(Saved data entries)
◆ ◆ ◆ ◆

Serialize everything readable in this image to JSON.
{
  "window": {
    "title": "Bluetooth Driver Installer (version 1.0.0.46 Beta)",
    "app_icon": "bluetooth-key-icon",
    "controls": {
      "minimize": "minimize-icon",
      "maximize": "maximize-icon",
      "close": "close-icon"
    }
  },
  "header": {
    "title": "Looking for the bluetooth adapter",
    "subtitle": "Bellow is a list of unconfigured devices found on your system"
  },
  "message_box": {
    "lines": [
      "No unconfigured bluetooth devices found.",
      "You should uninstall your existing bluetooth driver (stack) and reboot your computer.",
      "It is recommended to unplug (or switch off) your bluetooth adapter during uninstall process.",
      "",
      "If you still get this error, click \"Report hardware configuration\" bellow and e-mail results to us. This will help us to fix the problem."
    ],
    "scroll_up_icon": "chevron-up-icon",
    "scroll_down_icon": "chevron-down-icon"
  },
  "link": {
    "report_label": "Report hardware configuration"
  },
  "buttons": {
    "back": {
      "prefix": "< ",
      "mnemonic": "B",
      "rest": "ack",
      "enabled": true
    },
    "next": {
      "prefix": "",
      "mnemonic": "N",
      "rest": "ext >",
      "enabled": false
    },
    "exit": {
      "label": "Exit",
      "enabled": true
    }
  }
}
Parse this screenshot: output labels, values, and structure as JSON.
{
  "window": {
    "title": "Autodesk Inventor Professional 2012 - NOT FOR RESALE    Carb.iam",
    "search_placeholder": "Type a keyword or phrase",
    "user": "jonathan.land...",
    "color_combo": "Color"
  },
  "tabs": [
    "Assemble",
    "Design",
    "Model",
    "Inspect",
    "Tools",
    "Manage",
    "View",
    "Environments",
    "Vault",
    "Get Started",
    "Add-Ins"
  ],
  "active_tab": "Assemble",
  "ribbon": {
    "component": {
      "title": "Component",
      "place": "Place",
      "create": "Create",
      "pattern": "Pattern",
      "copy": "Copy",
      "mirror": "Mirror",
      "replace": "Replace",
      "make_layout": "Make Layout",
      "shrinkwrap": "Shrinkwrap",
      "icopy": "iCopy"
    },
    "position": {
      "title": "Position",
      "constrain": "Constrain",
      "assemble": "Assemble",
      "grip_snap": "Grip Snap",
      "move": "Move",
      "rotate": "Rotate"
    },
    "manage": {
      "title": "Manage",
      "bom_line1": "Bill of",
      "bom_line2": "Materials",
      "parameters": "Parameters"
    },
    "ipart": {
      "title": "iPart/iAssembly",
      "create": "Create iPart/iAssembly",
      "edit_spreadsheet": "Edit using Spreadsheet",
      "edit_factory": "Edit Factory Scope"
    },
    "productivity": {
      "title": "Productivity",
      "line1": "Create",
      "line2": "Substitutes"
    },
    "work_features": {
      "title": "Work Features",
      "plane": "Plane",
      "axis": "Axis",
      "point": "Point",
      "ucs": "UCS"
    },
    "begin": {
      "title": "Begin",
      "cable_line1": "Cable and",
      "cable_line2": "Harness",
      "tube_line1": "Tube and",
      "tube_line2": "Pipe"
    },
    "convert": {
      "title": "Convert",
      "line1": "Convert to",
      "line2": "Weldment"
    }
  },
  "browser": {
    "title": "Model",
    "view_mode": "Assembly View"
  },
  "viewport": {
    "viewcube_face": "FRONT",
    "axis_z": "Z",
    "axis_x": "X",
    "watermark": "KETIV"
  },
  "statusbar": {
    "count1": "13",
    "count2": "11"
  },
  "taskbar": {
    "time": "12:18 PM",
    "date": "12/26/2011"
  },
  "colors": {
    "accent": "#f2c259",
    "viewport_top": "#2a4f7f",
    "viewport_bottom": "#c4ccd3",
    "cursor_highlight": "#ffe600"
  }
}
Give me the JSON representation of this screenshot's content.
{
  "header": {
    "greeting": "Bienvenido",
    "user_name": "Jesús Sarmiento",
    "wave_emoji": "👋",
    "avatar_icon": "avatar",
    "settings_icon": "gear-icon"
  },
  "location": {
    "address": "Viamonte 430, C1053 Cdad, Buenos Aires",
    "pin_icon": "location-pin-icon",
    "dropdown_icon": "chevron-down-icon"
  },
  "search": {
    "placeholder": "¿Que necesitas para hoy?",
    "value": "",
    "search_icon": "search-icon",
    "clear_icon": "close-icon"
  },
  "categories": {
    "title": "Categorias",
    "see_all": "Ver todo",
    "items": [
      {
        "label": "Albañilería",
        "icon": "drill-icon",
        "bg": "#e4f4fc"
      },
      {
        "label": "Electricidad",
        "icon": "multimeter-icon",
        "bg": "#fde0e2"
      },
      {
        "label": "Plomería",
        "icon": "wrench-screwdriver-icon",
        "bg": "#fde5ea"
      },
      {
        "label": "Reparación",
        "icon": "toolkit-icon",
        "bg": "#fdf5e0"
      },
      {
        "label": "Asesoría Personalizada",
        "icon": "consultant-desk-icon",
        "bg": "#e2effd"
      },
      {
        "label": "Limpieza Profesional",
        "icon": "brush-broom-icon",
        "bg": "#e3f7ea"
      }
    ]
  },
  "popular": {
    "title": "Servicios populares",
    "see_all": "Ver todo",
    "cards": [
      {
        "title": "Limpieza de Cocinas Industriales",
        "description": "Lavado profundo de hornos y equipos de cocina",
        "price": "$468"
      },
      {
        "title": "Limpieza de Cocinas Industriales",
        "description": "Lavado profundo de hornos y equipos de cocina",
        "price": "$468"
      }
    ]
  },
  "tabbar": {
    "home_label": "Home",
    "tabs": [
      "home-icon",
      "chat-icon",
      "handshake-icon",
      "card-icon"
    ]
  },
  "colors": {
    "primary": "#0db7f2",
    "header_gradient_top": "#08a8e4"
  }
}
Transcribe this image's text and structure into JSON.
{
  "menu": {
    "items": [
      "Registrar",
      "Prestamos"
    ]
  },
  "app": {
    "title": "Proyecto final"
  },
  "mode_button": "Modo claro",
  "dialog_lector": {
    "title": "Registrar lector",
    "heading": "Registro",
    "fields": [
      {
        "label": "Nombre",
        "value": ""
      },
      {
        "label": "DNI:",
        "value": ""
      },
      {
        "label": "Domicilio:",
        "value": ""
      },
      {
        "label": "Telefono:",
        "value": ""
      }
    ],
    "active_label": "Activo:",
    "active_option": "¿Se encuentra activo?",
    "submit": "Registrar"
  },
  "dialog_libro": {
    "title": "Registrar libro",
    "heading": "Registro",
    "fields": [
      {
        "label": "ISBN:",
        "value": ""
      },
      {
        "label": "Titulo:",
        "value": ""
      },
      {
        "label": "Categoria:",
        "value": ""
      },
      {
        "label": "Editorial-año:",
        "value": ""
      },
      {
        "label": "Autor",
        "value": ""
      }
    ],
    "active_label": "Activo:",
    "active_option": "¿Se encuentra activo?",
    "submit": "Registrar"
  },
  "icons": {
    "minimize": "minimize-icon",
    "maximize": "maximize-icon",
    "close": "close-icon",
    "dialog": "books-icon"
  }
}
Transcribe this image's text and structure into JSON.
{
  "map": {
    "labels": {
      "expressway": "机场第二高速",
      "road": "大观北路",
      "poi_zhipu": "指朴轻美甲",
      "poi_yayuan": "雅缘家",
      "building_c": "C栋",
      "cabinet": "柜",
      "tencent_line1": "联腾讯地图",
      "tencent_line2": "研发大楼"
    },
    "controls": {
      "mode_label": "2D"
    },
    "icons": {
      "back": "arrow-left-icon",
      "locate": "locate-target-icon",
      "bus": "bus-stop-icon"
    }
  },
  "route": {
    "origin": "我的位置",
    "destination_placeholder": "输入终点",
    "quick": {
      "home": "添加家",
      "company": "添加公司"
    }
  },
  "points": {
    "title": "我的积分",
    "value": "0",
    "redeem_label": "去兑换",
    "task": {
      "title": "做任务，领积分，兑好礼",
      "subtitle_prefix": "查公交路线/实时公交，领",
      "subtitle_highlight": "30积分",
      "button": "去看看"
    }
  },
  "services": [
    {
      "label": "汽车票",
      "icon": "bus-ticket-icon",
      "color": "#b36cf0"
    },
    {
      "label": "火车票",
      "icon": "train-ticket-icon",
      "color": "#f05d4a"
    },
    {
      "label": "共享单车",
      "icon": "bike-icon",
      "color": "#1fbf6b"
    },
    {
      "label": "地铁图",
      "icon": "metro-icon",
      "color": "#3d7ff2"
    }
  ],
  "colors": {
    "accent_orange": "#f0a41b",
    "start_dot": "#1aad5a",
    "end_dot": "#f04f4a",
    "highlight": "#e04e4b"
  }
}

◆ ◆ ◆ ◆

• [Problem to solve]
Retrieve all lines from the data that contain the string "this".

• [Written response]
Serialize everything readable in this image to JSON.
      "If you still get this error, click \"Report hardware configuration\" bellow and e-mail results to us. This will help us to fix the problem."
Parse this screenshot: output labels, values, and structure as JSON.
Give me the JSON representation of this screenshot's content.
Transcribe this image's text and structure into JSON.
Transcribe this image's text and structure into JSON.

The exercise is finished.